Right-side, I ran a M67 Frag in a High Ground frag pouch just rearward of where my belt worn Glock 19 pistol grip sat. This gave me rapid access to the frag as well as positive retention without a Fastex buckle. Fastex buckles had proven to be less than optimal for employing a grenade on mission.
Slotted into the PALs webbing just off the front plate bag, I had breacher’s tape to replace or augment any compromised charge attachment medium. Additionally, I had a QCC-CSD (Quick Cap Connector-Connector Single Delay) to replace compromised QCCs on interior breaches, and a QCC-CDI (Connector Dual Instantaneous) for replacement of dual-primed exterior charges.
On my left-side, a Paraclete triple M4/Glock magazine shingle cut down to a double shingle, was positioned with additional M4 magazines captured by bungie retention. Both pistol pouches carried initiators for interior charges as I never ran pistol reloads in combat. Set just off the front plate bag, this positioning gave me the most consistent reloads and equipment employment on mission.
Just adjacent to the rear plate bag, I ran a MBITR radio in Diamondback Tactical MBITR pouch, the most minimal/reliable radio pouch available at the time. Placed to put the antenna comfortably behind the left armpit or to provide protection for connectors when running an antenna relocator, the positioning allowed me to access and rapidly manipulate both dials and channels from memory. This also allowed me to remove the radio from the pouch without disconnecting all the attachments to troubleshoot the system.
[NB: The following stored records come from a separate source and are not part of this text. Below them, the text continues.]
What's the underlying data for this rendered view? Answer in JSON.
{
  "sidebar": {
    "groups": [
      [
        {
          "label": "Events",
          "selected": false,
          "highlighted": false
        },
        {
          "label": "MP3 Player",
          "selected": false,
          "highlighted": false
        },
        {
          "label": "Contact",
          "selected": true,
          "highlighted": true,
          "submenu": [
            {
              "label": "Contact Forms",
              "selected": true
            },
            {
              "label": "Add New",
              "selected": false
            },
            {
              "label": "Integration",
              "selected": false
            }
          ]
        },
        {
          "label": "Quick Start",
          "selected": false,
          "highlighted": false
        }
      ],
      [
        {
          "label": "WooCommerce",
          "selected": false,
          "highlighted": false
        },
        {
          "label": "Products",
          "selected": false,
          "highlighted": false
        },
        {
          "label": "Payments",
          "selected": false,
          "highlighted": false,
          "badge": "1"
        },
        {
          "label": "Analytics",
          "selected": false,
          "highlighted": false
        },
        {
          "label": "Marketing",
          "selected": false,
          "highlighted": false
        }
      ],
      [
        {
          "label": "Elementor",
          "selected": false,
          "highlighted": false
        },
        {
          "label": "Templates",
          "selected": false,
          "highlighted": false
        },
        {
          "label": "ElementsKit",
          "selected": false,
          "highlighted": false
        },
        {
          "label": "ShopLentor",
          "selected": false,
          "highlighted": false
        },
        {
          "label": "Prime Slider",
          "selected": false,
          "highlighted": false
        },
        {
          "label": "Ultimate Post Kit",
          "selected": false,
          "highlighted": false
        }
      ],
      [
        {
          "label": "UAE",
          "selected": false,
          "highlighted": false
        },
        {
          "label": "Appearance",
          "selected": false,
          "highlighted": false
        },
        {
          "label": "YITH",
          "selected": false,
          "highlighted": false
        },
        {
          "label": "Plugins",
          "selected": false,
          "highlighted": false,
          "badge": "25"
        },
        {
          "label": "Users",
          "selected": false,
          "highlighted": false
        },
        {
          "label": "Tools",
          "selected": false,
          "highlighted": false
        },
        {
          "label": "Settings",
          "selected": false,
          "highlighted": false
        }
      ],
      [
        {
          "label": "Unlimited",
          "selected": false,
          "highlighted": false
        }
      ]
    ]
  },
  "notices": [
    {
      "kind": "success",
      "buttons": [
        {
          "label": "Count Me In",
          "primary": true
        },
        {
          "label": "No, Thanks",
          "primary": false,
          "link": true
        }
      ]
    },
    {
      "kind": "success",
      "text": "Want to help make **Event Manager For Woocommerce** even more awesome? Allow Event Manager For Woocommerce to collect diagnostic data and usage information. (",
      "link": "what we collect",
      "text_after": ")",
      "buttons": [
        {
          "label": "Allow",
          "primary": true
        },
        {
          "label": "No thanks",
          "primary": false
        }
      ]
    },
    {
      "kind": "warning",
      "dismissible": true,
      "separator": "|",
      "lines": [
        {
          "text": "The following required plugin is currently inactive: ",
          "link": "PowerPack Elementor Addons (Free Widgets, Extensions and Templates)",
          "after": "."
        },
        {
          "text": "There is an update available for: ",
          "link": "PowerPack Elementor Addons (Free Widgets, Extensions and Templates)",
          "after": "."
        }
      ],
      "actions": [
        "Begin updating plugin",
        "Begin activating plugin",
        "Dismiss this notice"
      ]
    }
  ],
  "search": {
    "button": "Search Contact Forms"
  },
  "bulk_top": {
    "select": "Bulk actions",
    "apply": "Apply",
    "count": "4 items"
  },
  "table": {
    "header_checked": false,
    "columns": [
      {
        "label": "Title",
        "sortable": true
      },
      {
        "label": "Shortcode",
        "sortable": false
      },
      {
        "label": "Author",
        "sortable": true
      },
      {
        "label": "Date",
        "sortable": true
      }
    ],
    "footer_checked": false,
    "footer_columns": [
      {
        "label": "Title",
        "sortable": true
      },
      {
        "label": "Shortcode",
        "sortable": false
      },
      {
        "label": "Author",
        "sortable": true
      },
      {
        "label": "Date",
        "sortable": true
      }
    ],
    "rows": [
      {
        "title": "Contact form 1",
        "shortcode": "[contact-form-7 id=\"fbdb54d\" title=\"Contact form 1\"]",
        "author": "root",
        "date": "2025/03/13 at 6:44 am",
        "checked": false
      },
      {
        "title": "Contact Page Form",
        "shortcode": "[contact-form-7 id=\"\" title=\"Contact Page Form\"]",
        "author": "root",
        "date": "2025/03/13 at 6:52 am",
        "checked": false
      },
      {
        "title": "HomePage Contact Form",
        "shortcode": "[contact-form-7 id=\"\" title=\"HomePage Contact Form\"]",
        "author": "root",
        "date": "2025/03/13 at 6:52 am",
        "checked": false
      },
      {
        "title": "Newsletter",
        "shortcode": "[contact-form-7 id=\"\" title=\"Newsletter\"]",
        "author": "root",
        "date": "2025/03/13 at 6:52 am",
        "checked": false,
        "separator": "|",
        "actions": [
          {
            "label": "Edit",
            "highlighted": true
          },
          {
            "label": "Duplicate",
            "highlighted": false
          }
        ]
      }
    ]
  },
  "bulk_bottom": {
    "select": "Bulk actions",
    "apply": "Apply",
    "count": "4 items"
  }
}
A lesson learned the hard way.
Finally, I rigged some 550 cord loops to create improvised cable management channels that reduced the odds of snags or other potential breakages in the routed comms wires. These loops also allowed the cables enough slack to move freely during movement and fighting.
Rear Plate Bag
Managing comms with unilateral assets + enablers, partner forces, and air assets across multiple objectives simultaneously required a second radio that could talk to a wide spectrum of receivers. To this end, I ran the PRC-117G manpack radio in a Tactical Tailor pouch (not pictured) and controlled the radio with a Keypad Display Unit (KDU) velcro mounted to my right shoulder (which I had also affixed with loop). Despite being mounted on my back, I was able to still access both the radio’s battery compartment as well as troubleshoot issues without pulling the 117 from the pouch.
One of the first mods I made to the 6094 was to dump the shoulder strap pads. With the minimal weight, the discomfort was negligible, and I was able to further reduce bulk. Adding Velcro loop to both shoulders created a mounting surface for the aforementioned KDU, that was positioned high enough to not interfere with the rifle stock nor was it a snag hazard.
Today, I would relocate the KDU centerline along the top edge of the front plate bag, but there was no interface available in-country at the time.
I ran a host of other equipment, to include medical pouches, tourniquets, a Glock 19, and more on my belt, but this vest was set up based on years of combat experience and training. Every inch of it was informed by experiences, both positive and hard learned.
– Commanders In-Extremis Force (CIF) Assaulter